When the preventability index is low, as it is for hospital mortality and many other outcomes in healthcare, it may be necessary to fall back on direct measurement of process and outcome by examining individual cases in detail—for example, by case-note review. Currently, this method is expensive, though it may become easier as sophisticated electronic records become widespread. It is also subject to classification errors (eg, judgment of the preventability of deaths varies by case reviewers). Yet it may remain the only viable option for measuring preventable mortality rates unless there are further improvements in risk-adjustment technology.
We thank Michael Langman, FRCP, FFPM, FMedSci, Yen-fu Chen, PhD and Semira Manaseki-Holland, PhD (University of Birmingham) for helpful comments.
Contributors: RJL conceived the idea for the paper and drafted the initial core manuscript; AJG derived the mathematical argument (with input from JW) and drafted the Methods and Results sections; AJG, TPH, JW, PJC, JPN and MAM contributed text and critically reviewed and commented on the document. RJL is the guarantor.
Funding: AJG, JW, PJC, RJL acknowledge financial support for the submitted work from the National Institute for Health Research (NIHR) Collaborations for Leadership in Applied Health Research and Care (CLAHRC) for Birmingham and Black Country; the West Midlands Quality Institute; and the EPSRC Multidisciplinary Assessment of Technology Centre for Healthcare (MATCH) programme (EPSRC grant GR/S29874/01).

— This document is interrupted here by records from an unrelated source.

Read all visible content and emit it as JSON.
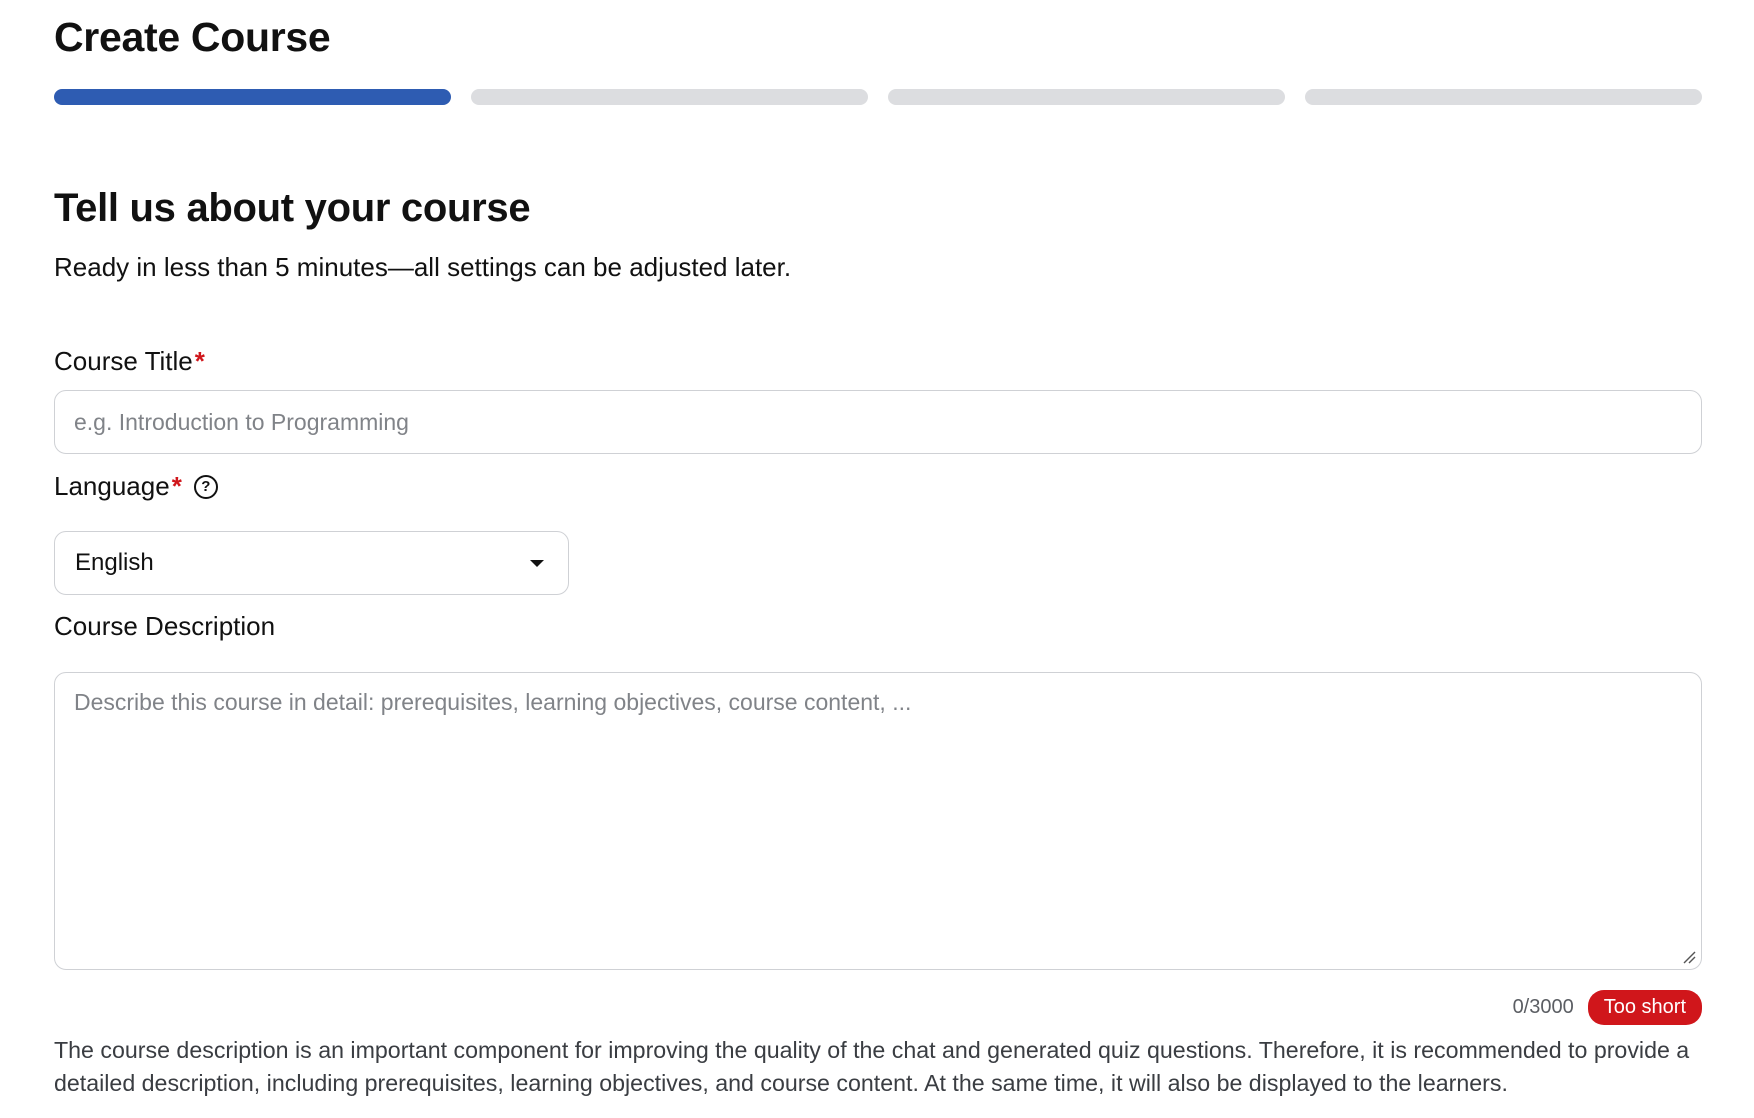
{
  "header": {
    "title": "Create Course"
  },
  "stepper": {
    "total_steps": 4,
    "current_step": 1
  },
  "section": {
    "title": "Tell us about your course",
    "subtitle": "Ready in less than 5 minutes—all settings can be adjusted later."
  },
  "fields": {
    "course_title": {
      "label": "Course Title",
      "required_mark": "*",
      "value": "",
      "placeholder": "e.g. Introduction to Programming"
    },
    "language": {
      "label": "Language",
      "required_mark": "*",
      "help_icon": "question-circle-icon",
      "help_glyph": "?",
      "selected": "English"
    },
    "course_description": {
      "label": "Course Description",
      "value": "",
      "placeholder": "Describe this course in detail: prerequisites, learning objectives, course content, ...",
      "counter": "0/3000",
      "status_badge": "Too short",
      "helper_text": "The course description is an important component for improving the quality of the chat and generated quiz questions. Therefore, it is recommended to provide a detailed description, including prerequisites, learning objectives, and course content. At the same time, it will also be displayed to the learners."
    }
  },
  "colors": {
    "accent": "#2e5cb2",
    "step_inactive": "#dcdde0",
    "required": "#d0161b",
    "badge_bg": "#d0161b",
    "border": "#cfd1d5",
    "placeholder": "#808388"
  }
}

Competing interests: All authors have completed the unified competing interest form at http://www.icmje.org/coi_disclosure.pdf (available on request from the corresponding author) and declare: no support from any organisation for the submitted work; no financial relationships with any organisations that might have an interest in the submitted work in the previous 3 years, no other relationships or activities that could appear to have influenced the submitted work.
Provenance and peer review: The corresponding author (RJL) has been involved in statistical aspects of SMRs and the conduct of individual case note review. This prompted the idea that a mathematical model could be constructed to link preventable deaths revealed through detailed scrutiny of individual cases and overall death rates used to compare hospitals statistically. He discussed this idea with his more algebraically accomplished coauthors, and together the argument was developed.